- Learn about your child. The signs and symptoms of Asperger Syndrome/HFA vary for each child, and young children have a hard time explaining their behaviors and challenges. But, with time and patience, you'll learn which situations and environments may cause problems for your child and which coping strategies work. Keeping a diary and looking for patterns may help.
- Find a team of trusted professionals. You'll need to make important decisions about your child's education and treatment. Find a team of teachers and therapists who can help evaluate the options in your area and explain the federal regulations regarding children with disabilities.

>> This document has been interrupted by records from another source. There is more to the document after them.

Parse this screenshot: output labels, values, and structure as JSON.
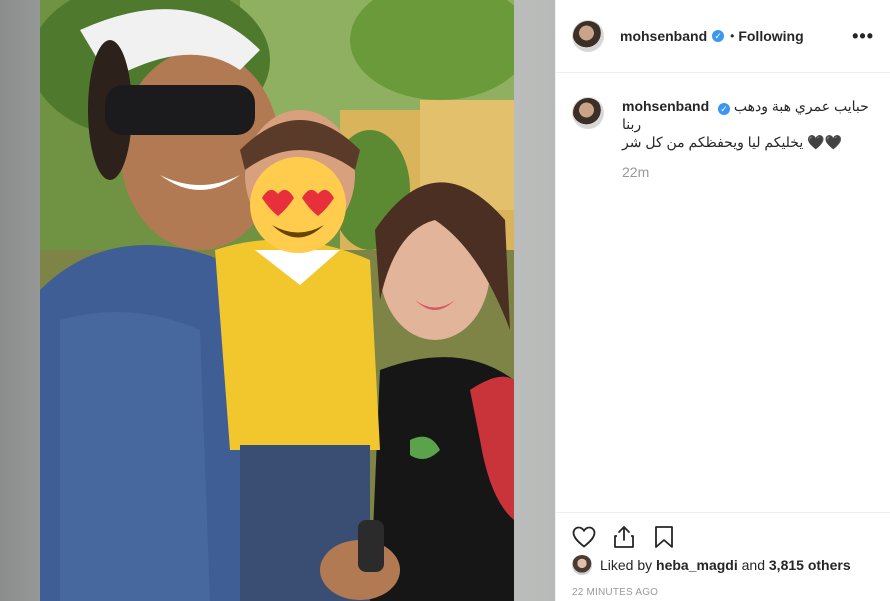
{
  "post": {
    "photo_alt": "",
    "author": {
      "username": "mohsenband",
      "verified_icon": "verified-badge-icon",
      "follow_separator": "•",
      "follow_status": "Following",
      "more_icon": "more-options-icon",
      "more_label": "•••"
    },
    "caption": {
      "username": "mohsenband",
      "line1": "حبايب عمري هبة ودهب ربنا",
      "line2": "🖤🖤 يخليكم ليا ويحفظكم من كل شر",
      "time": "22m"
    },
    "actions": {
      "like_icon": "heart-icon",
      "share_icon": "share-icon",
      "save_icon": "bookmark-icon"
    },
    "likes": {
      "prefix": "Liked by",
      "liker": "heba_magdi",
      "connector": "and",
      "others": "3,815 others"
    },
    "timestamp": "22 MINUTES AGO"
  },
  "colors": {
    "accent_verified": "#3897f0",
    "text_primary": "#262626",
    "text_muted": "#999999",
    "border": "#efefef"
  }
}
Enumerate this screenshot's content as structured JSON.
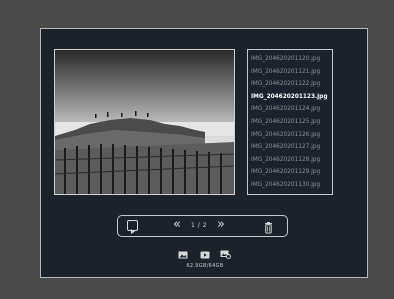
{
  "files": [
    "IMG_204620201120.jpg",
    "IMG_204620201121.jpg",
    "IMG_204620201122.jpg",
    "IMG_204620201123.jpg",
    "IMG_204620201124.jpg",
    "IMG_204620201125.jpg",
    "IMG_204620201126.jpg",
    "IMG_204620201127.jpg",
    "IMG_204620201128.jpg",
    "IMG_204620201129.jpg",
    "IMG_204620201130.jpg"
  ],
  "selected_index": 3,
  "controls": {
    "prev_glyph": "«",
    "page": "1 / 2",
    "next_glyph": "»"
  },
  "icons": {
    "play": "play-icon",
    "trash": "trash-icon",
    "photo_mode": "photo-icon",
    "video_mode": "video-icon",
    "image_settings": "image-settings-icon"
  },
  "storage": "62.9GB/64GB",
  "colors": {
    "background": "#4a4a4a",
    "panel": "#1c222b",
    "border": "#c9c9c9",
    "text_dim": "#8b919a",
    "text_active": "#ffffff"
  }
}
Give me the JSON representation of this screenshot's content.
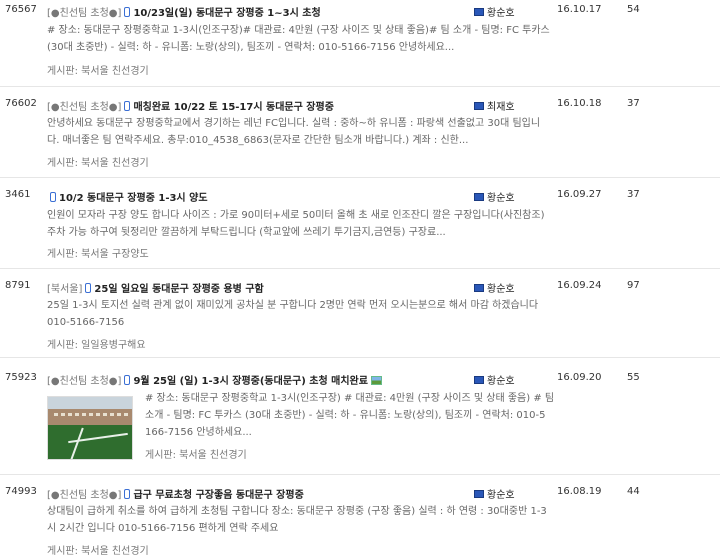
{
  "posts": [
    {
      "id": "76567",
      "category": "[●친선팀 초청●]",
      "title": "10/23일(일) 동대문구 장평중 1~3시 초청",
      "author": "황순호",
      "date": "16.10.17",
      "views": "54",
      "snippet1": "# 장소: 동대문구 장평중학교 1-3시(인조구장)# 대관료: 4만원 (구장 사이즈 및 상태 좋음)# 팀 소개 - 팀명: FC 투카스",
      "snippet2": "(30대 초중반) - 실력: 하 - 유니폼: 노랑(상의), 팀조끼 - 연락처: 010-5166-7156 안녕하세요...",
      "board": "게시판: 북서울 친선경기"
    },
    {
      "id": "76602",
      "category": "[●친선팀 초청●]",
      "title": "매칭완료 10/22 토 15-17시 동대문구 장평중",
      "author": "최재호",
      "date": "16.10.18",
      "views": "37",
      "snippet1": "안녕하세요 동대문구 장평중학교에서 경기하는 레넌 FC입니다. 실력 : 중하~하 유니폼 : 파랑색 선출없고 30대 팀입니",
      "snippet2": "다. 매너좋은 팀 연락주세요. 총무:010_4538_6863(문자로 간단한 팀소개 바랍니다.) 계좌 : 신한...",
      "board": "게시판: 북서울 친선경기"
    },
    {
      "id": "3461",
      "category": "",
      "title": "10/2 동대문구 장평중 1-3시 양도",
      "author": "황순호",
      "date": "16.09.27",
      "views": "37",
      "snippet1": "인원이 모자라 구장 양도 합니다 사이즈 : 가로 90미터+세로 50미터 올해 초 새로 인조잔디 깔은 구장입니다(사진참조)",
      "snippet2": "주차 가능 하구여 뒷정리만 깔끔하게 부탁드립니다 (학교앞에 쓰레기 투기금지,금연등) 구장료...",
      "board": "게시판: 북서울 구장양도"
    },
    {
      "id": "8791",
      "category": "[북서울]",
      "title": "25일 일요일 동대문구 장평중 용병 구함",
      "author": "황순호",
      "date": "16.09.24",
      "views": "97",
      "snippet1": "25일 1-3시 토지선 실력 관계 없이 재미있게 공차실 분 구합니다 2명만 연락 먼저 오시는분으로 해서 마감 하겠습니다",
      "snippet2": "010-5166-7156",
      "board": "게시판: 일일용병구해요"
    },
    {
      "id": "75923",
      "category": "[●친선팀 초청●]",
      "title": "9월 25일 (일) 1-3시 장평중(동대문구) 초청 매치완료",
      "author": "황순호",
      "date": "16.09.20",
      "views": "55",
      "snippet1": "# 장소: 동대문구 장평중학교 1-3시(인조구장) # 대관료: 4만원 (구장 사이즈 및 상태 좋음) # 팀",
      "snippet2": "소개 - 팀명: FC 투카스 (30대 초중반) - 실력: 하 - 유니폼: 노랑(상의), 팀조끼 - 연락처: 010-5",
      "snippet3": "166-7156 안녕하세요...",
      "board": "게시판: 북서울 친선경기"
    },
    {
      "id": "74993",
      "category": "[●친선팀 초청●]",
      "title": "급구 무료초청 구장좋음 동대문구 장평중",
      "author": "황순호",
      "date": "16.08.19",
      "views": "44",
      "snippet1": "상대팀이 급하게 취소를 하여 급하게 초청팀 구합니다 장소: 동대문구 장평중 (구장 좋음) 실력 : 하 연령 : 30대중반 1-3",
      "snippet2": "시 2시간 입니다 010-5166-7156 편하게 연락 주세요",
      "board": "게시판: 북서울 친선경기"
    }
  ]
}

- Help others help your child. Most children with Asperger Syndrome/HFA have no visible sign of disability, so you may need to alert coaches, relatives and other adults to your child's special needs. Otherwise, a well-meaning coach may spend time lecturing your child on "looking at him while he's talking" — something that can be very difficult for a child with Asperger Syndrome/HFA. Help your child turn his or her obsession into a passion. The tendency to fixate on a particular narrow topic is one of the hallmarks of Asperger Syndrome/HFA, and it can be annoying to those who must listen to incessant talk about the topic every day. But a consuming interest can also connect a child with Asperger Syndrome/HFA to schoolwork and social activities. In some cases, kids with Asperger syndrome can even turn their childhood fascination into a career or profession.
- According to experts, it is essential for parents to explain the diagnosis to their children. Oftentimes, this can help put children on a path to self-acceptance, and can allow them the time to understand and ask questions. With no knowledge of their diagnosis, children with Asperger Syndrome can often compare themselves to others and come to unfounded conclusions about themselves and their own well-being.
- Children younger than eight years of age often do not think they are different from their peers, so the bigger picture of a developmental disorder may be too complex for them to understand. When talking to your child, remember to use age appropriate words and to think about it from his or her perspective, in order to improve the communication between the two of you. It can help to talk to your child about being an individual and explain that differences exist between all people. Using play, and sometimes books, can also aid in helping children with AS to better understand themselves and their diagnosis.
- Be sure to emphasize your child’s strengths as well as his or her areas of challenge. It is helpful to point out that everyone has areas of strength and weakness.
- The following article, adapted from Does My Child Have Autism?, by Wendy L. Stone, Ph.D., provides some helpful information for talking to your parents and close family members about the autism or AS diagnosis.